In very traditional Irish homes, two devout practices are still observed. A strip of cloth called Brat Bhride (Brigid’s Mantle) is hung outside the door. A loaf of oat bread baked in the shape of a cross and a sheaf of straw are left on the windowsill. For on that one night, Brid travels again through the land with her red-eared cow bestowing blessings on those who remember the old ways. Sláinte!
Note: In the United States, largely due to massive emigrations from Ireland, it is estimated that 2–6 percent of the population has red hair. This would give the U.S. the largest population of redheads in the world, at 6 to 18 million.
1 cup leftover mashed potatoes
1 1⁄2 cups grated raw potatoes
1 cup flour
1 tablespoon milk
salt and pepper
Butter for frying
Toss the grated potatoes with flour in a large bowl (first use a paper towel to squeeze out excess water). Stir in mashed potatoes until combined. In a small bowl, beat egg with milk; mix into the potatoes. Season with salt and pepper to taste. Form potato mixture into 2-inch patties.
Fry in melted butter in a medium frying pan until golden brown on both sides, approximately 4 minutes per side. Drain on a paper towel and keep hot in a 200F oven while making all the patties. Serve with fried eggs and bacon for breakfast, or with smoked salmon and crème fraiche for brunch or an elegant appetizer. Makes six servings.
– Personal recipe
The Irish Redhead Convention

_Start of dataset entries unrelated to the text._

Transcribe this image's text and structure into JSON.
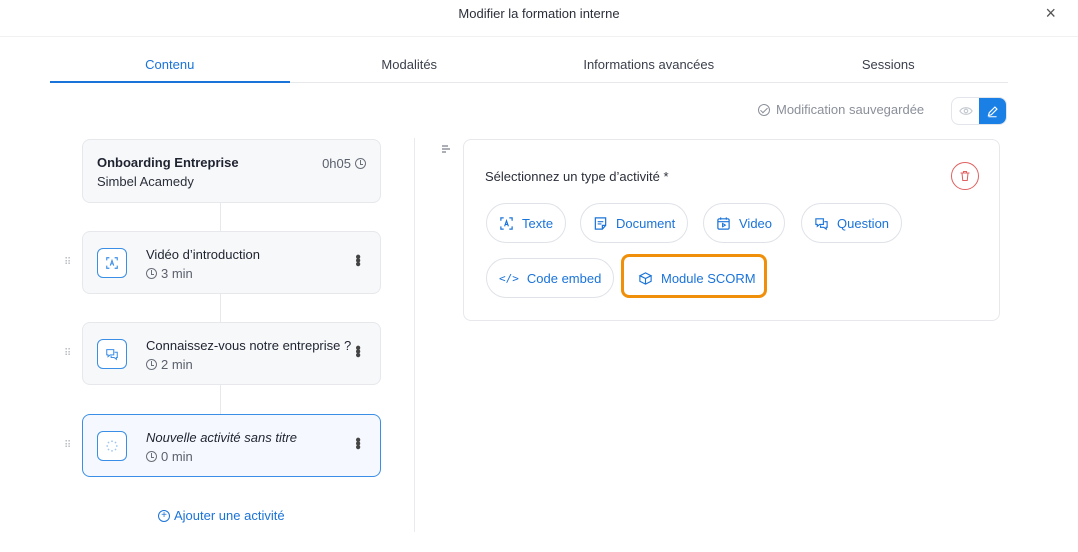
{
  "header": {
    "title": "Modifier la formation interne",
    "close_label": "×"
  },
  "tabs": [
    {
      "label": "Contenu",
      "active": true
    },
    {
      "label": "Modalités",
      "active": false
    },
    {
      "label": "Informations avancées",
      "active": false
    },
    {
      "label": "Sessions",
      "active": false
    }
  ],
  "status": {
    "saved_label": "Modification sauvegardée"
  },
  "course": {
    "name": "Onboarding Entreprise",
    "organization": "Simbel Acamedy",
    "duration": "0h05"
  },
  "activities": [
    {
      "title": "Vidéo d’introduction",
      "duration": "3 min",
      "icon": "text-scan-icon"
    },
    {
      "title": "Connaissez-vous notre entreprise ?",
      "duration": "2 min",
      "icon": "question-icon"
    },
    {
      "title": "Nouvelle activité sans titre",
      "duration": "0 min",
      "icon": "loading-icon",
      "selected": true
    }
  ],
  "add_activity_label": "Ajouter une activité",
  "activity_panel": {
    "label": "Sélectionnez un type d’activité *",
    "types": [
      "Texte",
      "Document",
      "Video",
      "Question",
      "Code embed",
      "Module SCORM"
    ],
    "highlighted": "Module SCORM"
  },
  "colors": {
    "accent": "#1a73d9",
    "highlight": "#f0900a",
    "danger": "#e06060"
  }
}
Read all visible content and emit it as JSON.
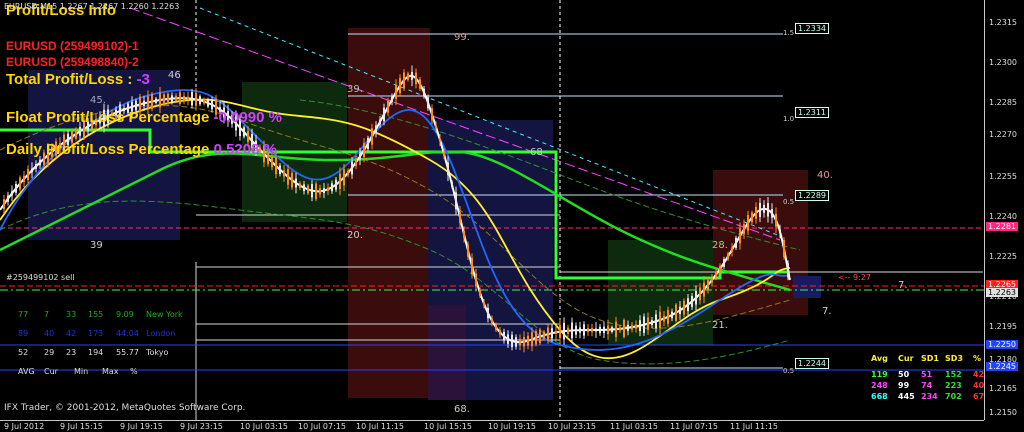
{
  "window": {
    "symbol_line": "EURUSD,M15 1.2267 1.2267 1.2260 1.2263",
    "copyright": "IFX Trader, © 2001-2012, MetaQuotes Software Corp."
  },
  "info_panel": {
    "title": "Profit/Loss Info",
    "order_1": "EURUSD (259499102)-1",
    "order_2": "EURUSD (259498840)-2",
    "total_label": "Total Profit/Loss : ",
    "total_value": "-3",
    "float_label": "Float Profit/Loss Percentage ",
    "float_value": "-0.0990 %",
    "daily_label": "Daily Profit/Loss Percentage ",
    "daily_value": "0.5208 %"
  },
  "order_label": "#259499102 sell",
  "colors": {
    "title": "#ffd700",
    "order": "#ff2020",
    "value": "#d040ff",
    "candle_bull": "#e8e8e8",
    "candle_bear": "#ff8c1a",
    "ma_green": "#22dd22",
    "ma_yellow": "#ffee33",
    "ma_blue": "#2266ff"
  },
  "sessions": {
    "rows": [
      {
        "values": [
          "77",
          "7",
          "33",
          "155",
          "9.09"
        ],
        "name": "New York",
        "color": "#22aa22"
      },
      {
        "values": [
          "89",
          "40",
          "42",
          "173",
          "44.04"
        ],
        "name": "London",
        "color": "#2233dd"
      },
      {
        "values": [
          "52",
          "29",
          "23",
          "194",
          "55.77"
        ],
        "name": "Tokyo",
        "color": "#dddddd"
      }
    ],
    "footer": [
      "AVG",
      "Cur",
      "Min",
      "Max",
      "%"
    ]
  },
  "stats": {
    "headers": [
      "Avg",
      "Cur",
      "SD1",
      "SD3",
      "%"
    ],
    "rows": [
      {
        "values": [
          "119",
          "50",
          "51",
          "152",
          "42"
        ],
        "colors": [
          "#33ff33",
          "#ffffff",
          "#ff44ff",
          "#33dd33",
          "#ff3333"
        ]
      },
      {
        "values": [
          "248",
          "99",
          "74",
          "223",
          "40"
        ],
        "colors": [
          "#ff44ff",
          "#ffffff",
          "#ff44ff",
          "#33dd33",
          "#ff3333"
        ]
      },
      {
        "values": [
          "668",
          "445",
          "234",
          "702",
          "67"
        ],
        "colors": [
          "#33ffff",
          "#ffffff",
          "#ff44ff",
          "#33dd33",
          "#ff3333"
        ]
      }
    ]
  },
  "fib": {
    "upper": [
      {
        "level": "1.5",
        "price": "1.2334"
      },
      {
        "level": "1.0",
        "price": "1.2311"
      },
      {
        "level": "0.5",
        "price": "1.2289"
      }
    ],
    "lower": [
      {
        "level": "0.5",
        "price": "1.2244"
      }
    ]
  },
  "zones": [
    "99.",
    "45.",
    "39.",
    "46",
    "39",
    "20.",
    "68.",
    "68",
    "40.",
    "28.",
    "21.",
    "7.",
    "7."
  ],
  "order_marker": "<-- 9:27",
  "price_axis": {
    "labels": [
      "1.2315",
      "1.2300",
      "1.2285",
      "1.2270",
      "1.2255",
      "1.2240",
      "1.2225",
      "1.2210",
      "1.2195",
      "1.2180",
      "1.2165",
      "1.2150"
    ],
    "tags": [
      {
        "text": "1.2281",
        "bg": "#ff2a7f",
        "fg": "#ffffff"
      },
      {
        "text": "1.2265",
        "bg": "#ff2020",
        "fg": "#ffffff"
      },
      {
        "text": "1.2263",
        "bg": "#e0e0e0",
        "fg": "#000000"
      },
      {
        "text": "1.2250",
        "bg": "#2244ff",
        "fg": "#ffffff"
      },
      {
        "text": "1.2245",
        "bg": "#2244ff",
        "fg": "#ffffff"
      }
    ]
  },
  "time_axis": [
    "9 Jul 2012",
    "9 Jul 15:15",
    "9 Jul 19:15",
    "9 Jul 23:15",
    "10 Jul 03:15",
    "10 Jul 07:15",
    "10 Jul 11:15",
    "10 Jul 15:15",
    "10 Jul 19:15",
    "10 Jul 23:15",
    "11 Jul 03:15",
    "11 Jul 07:15",
    "11 Jul 11:15"
  ]
}
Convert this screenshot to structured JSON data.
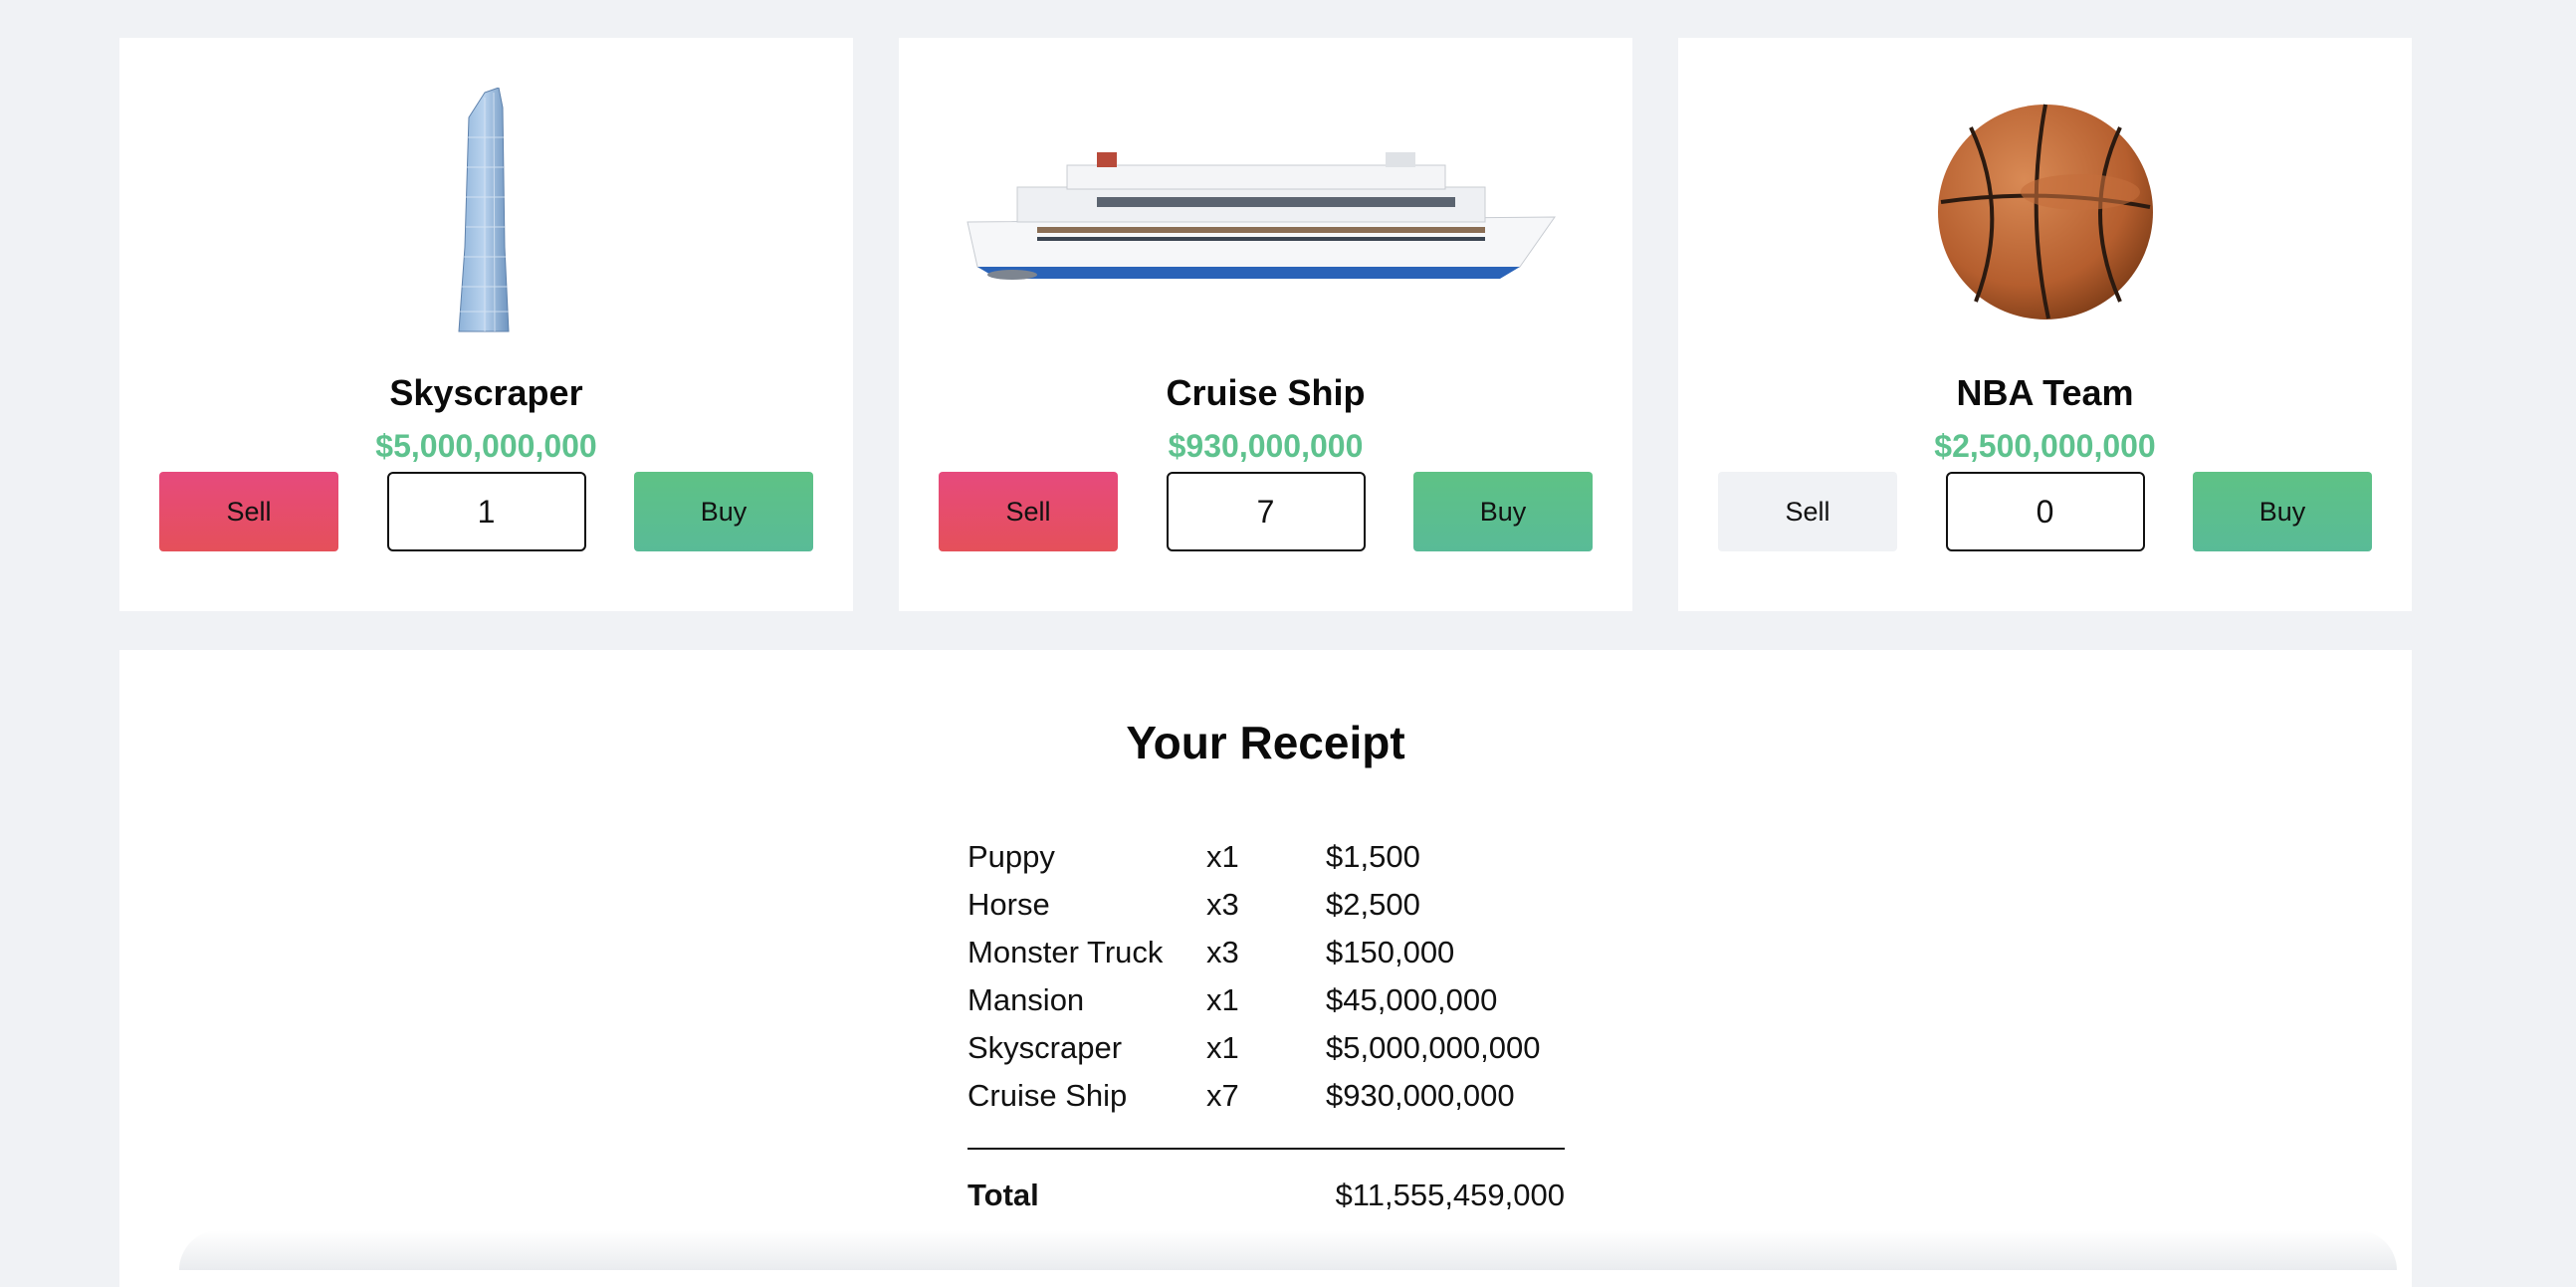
{
  "products": [
    {
      "icon": "skyscraper-icon",
      "name": "Skyscraper",
      "price": "$5,000,000,000",
      "quantity": "1",
      "sell_label": "Sell",
      "buy_label": "Buy",
      "sell_enabled": true
    },
    {
      "icon": "cruise-ship-icon",
      "name": "Cruise Ship",
      "price": "$930,000,000",
      "quantity": "7",
      "sell_label": "Sell",
      "buy_label": "Buy",
      "sell_enabled": true
    },
    {
      "icon": "basketball-icon",
      "name": "NBA Team",
      "price": "$2,500,000,000",
      "quantity": "0",
      "sell_label": "Sell",
      "buy_label": "Buy",
      "sell_enabled": false
    }
  ],
  "receipt": {
    "title": "Your Receipt",
    "items": [
      {
        "name": "Puppy",
        "qty": "x1",
        "amount": "$1,500"
      },
      {
        "name": "Horse",
        "qty": "x3",
        "amount": "$2,500"
      },
      {
        "name": "Monster Truck",
        "qty": "x3",
        "amount": "$150,000"
      },
      {
        "name": "Mansion",
        "qty": "x1",
        "amount": "$45,000,000"
      },
      {
        "name": "Skyscraper",
        "qty": "x1",
        "amount": "$5,000,000,000"
      },
      {
        "name": "Cruise Ship",
        "qty": "x7",
        "amount": "$930,000,000"
      }
    ],
    "total_label": "Total",
    "total_amount": "$11,555,459,000"
  },
  "colors": {
    "price": "#5ec28e",
    "sell": "#e64a7d",
    "buy": "#5ec285",
    "background": "#f0f2f5"
  }
}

Red hair genes, discovered in 1997, are associated with pigmentation receptors found on chromosome 16 in human DNA. The genetic mutation, which enhances the body’s ability to retain heat and produce Vitamin D under low light conditions, is theorized to have evolved in far northern climes where sunlight is scarce. It is estimated that up to 46 percent of the Irish population carries the recessive gene.
Redheads have light eye colors and fair skin, freckle easily, and are sensitive to ultraviolet light. They are highly susceptible to developing skin maladies, especially skin cancer, when exposed for prolonged periods to strong sun.
Begun as whimsy in the family pub of red-haired siblings Joleen and Denis Cronin, The Irish Redhead Convention will take place for the 4th year running on August 24 2013 in the beautiful
sailing village of Crosshaven, County Cork. For information on the festival, which includes RED-gistration for all Redheads, Redhead Competitions, Red Hair Dyeing, Carrot Tossing Championships, and a Ginger Chef Cook-off plus a ton more of Red Hot Events, visit www.redheadconvention.ie. All proceeds are donated to the Irish Cancer Society.